Ronnie approached Cycle Law Scotland following a road traffic incident when he was cycling to work in March 2016. It was a route he was very familiar with. A car overtook him on approach to a junction and then turned sharply across his path. Ronnie was unable to take evasive action and collided with the nearside of the vehicle.
Police and paramedics were both called to the scene. Another cyclist had been travelling immediately behind Ronnie and witnessed the collision.
This scenario is a relatively common one and certainly the type of collision we are used to dealing with. On the face of it, liability seemed straightforward. The driver had overtaken Ronnie on approach to a junction and then turned directly across his path. There were witnesses and the Police believed there was sufficient evidence to charge the driver.
The claim was intimated against the insurance company for the vehicle and within a matter of months liability was denied. The position of the insurers was that there was in fact no collision. They claimed that Ronnie had wobbled and fallen from his bicycle due to a pothole.
Separately, the driver was found not guilty at criminal trial due to the Crown failing to prove beyond reasonable doubt. This meant that a civil court action had to be raised against the insurers of the vehicle.
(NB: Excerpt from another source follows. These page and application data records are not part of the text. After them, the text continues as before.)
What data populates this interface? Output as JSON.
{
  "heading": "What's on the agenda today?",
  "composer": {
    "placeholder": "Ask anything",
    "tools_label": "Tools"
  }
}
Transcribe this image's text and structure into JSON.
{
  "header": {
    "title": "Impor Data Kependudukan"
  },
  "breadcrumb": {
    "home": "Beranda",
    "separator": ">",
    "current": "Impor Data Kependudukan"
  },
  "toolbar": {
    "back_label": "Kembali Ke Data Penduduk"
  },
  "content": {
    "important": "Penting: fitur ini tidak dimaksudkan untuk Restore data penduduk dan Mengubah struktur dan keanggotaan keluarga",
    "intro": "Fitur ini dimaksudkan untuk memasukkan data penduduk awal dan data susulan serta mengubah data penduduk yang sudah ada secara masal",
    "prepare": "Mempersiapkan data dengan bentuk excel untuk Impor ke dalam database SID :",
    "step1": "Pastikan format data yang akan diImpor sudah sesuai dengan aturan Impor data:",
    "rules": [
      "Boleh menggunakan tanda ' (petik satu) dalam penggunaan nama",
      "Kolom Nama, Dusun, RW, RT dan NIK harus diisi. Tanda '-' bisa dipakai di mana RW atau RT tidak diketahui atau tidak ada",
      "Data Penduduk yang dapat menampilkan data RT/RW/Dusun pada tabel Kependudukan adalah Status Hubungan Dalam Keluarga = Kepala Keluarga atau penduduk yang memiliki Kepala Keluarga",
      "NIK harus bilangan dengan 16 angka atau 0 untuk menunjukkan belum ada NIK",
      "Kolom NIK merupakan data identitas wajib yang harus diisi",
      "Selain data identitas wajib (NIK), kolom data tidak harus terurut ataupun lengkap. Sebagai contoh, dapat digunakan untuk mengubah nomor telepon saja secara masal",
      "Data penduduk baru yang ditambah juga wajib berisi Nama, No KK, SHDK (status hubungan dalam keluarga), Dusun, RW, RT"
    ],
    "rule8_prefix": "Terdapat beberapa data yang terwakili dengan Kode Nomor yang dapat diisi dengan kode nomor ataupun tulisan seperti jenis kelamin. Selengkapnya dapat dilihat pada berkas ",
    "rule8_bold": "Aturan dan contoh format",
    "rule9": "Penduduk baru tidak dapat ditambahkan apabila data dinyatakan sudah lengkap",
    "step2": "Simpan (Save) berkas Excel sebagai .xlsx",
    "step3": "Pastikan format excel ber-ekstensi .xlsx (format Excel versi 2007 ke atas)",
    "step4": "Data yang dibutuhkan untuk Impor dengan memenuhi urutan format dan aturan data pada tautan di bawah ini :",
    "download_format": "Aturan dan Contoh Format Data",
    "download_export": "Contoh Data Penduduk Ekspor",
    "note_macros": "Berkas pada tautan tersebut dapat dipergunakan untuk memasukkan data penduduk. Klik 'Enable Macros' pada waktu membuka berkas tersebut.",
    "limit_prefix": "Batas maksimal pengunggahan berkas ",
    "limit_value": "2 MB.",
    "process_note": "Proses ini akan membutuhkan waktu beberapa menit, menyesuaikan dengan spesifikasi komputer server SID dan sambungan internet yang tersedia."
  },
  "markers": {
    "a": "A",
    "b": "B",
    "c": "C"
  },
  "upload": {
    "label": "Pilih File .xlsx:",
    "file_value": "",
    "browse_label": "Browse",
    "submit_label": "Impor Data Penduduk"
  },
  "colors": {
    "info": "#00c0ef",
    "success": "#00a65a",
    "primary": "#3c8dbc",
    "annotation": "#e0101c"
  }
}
They continued to dispute that there had been a collision and four weeks before the case was due to go to Court put forward a ‘nuisance’ offer to try and settle the case.
This offer was rejected. The Defenders failed to put forward any evidence to support the idea that there had been a pothole present at the junction and we also had witness evidence to a collision having occurred. Within 24 hours of the initial offer, an increased offer was put forward which was also rejected and then one week later an offer, double the amount originally present, was made and duly accepted.
Ronnie was delighted with the outcome and had this to say; “Thank you very much for all the work you have put in, it’s very much appreciated.”
This case is a classic example of how insurance companies can often dig their heels in and proceed with an alternative version of events. This can happen even with cases that appear ‘simple’ and ‘straightforward’ at the outset. Cycle Law Scotland were able to fund this case from start to finish on behalf of Ronnie to allow him the time and space to recover from his injuries and return to cycling.
We were not deterred by the ‘nuisance’ offer put forward by the insurers and were prepared to proceed to the final Court hearing in order to secure the best possible offer for our client.